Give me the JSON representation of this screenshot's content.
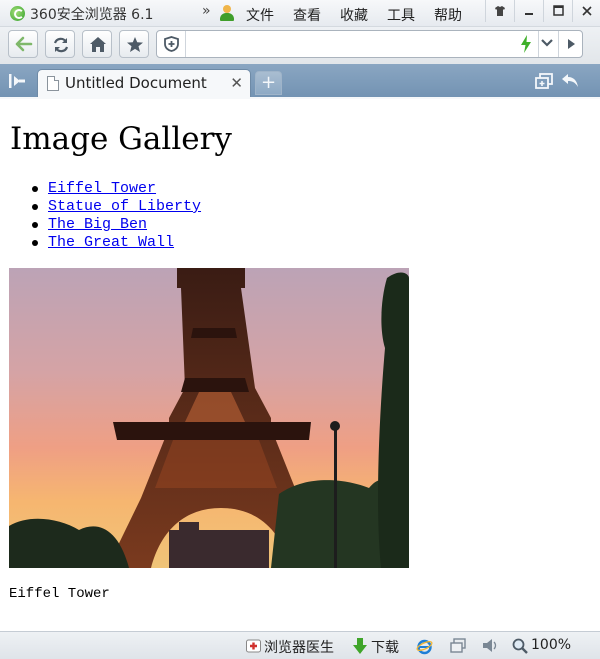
{
  "window": {
    "app_title": "360安全浏览器 6.1",
    "menu": [
      "文件",
      "查看",
      "收藏",
      "工具",
      "帮助"
    ]
  },
  "toolbar": {
    "address_value": "",
    "icons": [
      "back-arrow-icon",
      "refresh-icon",
      "home-icon",
      "star-icon",
      "shield-icon",
      "lightning-icon",
      "chevron-down-icon",
      "play-icon"
    ]
  },
  "tabs": [
    {
      "label": "Untitled Document",
      "active": true
    }
  ],
  "page": {
    "heading": "Image Gallery",
    "links": [
      "Eiffel Tower",
      "Statue of Liberty",
      "The Big Ben",
      "The Great Wall"
    ],
    "caption": "Eiffel Tower"
  },
  "status": {
    "doctor": "浏览器医生",
    "download": "下载",
    "zoom": "100%"
  },
  "colors": {
    "tabstrip": "#7f9dbb",
    "link": "#0000ee",
    "accent_green": "#3f9e2a"
  }
}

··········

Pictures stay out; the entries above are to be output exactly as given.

Give me the JSON representation of this screenshot's content.
{
  "window": {
    "app_title": "360安全浏览器 6.1",
    "menu": [
      "文件",
      "查看",
      "收藏",
      "工具",
      "帮助"
    ]
  },
  "toolbar": {
    "address_value": "",
    "icons": [
      "back-arrow-icon",
      "refresh-icon",
      "home-icon",
      "star-icon",
      "shield-icon",
      "lightning-icon",
      "chevron-down-icon",
      "play-icon"
    ]
  },
  "tabs": [
    {
      "label": "Untitled Document",
      "active": true
    }
  ],
  "page": {
    "heading": "Image Gallery",
    "links": [
      "Eiffel Tower",
      "Statue of Liberty",
      "The Big Ben",
      "The Great Wall"
    ],
    "caption": "Eiffel Tower"
  },
  "status": {
    "doctor": "浏览器医生",
    "download": "下载",
    "zoom": "100%"
  },
  "colors": {
    "tabstrip": "#7f9dbb",
    "link": "#0000ee",
    "accent_green": "#3f9e2a"
  }
}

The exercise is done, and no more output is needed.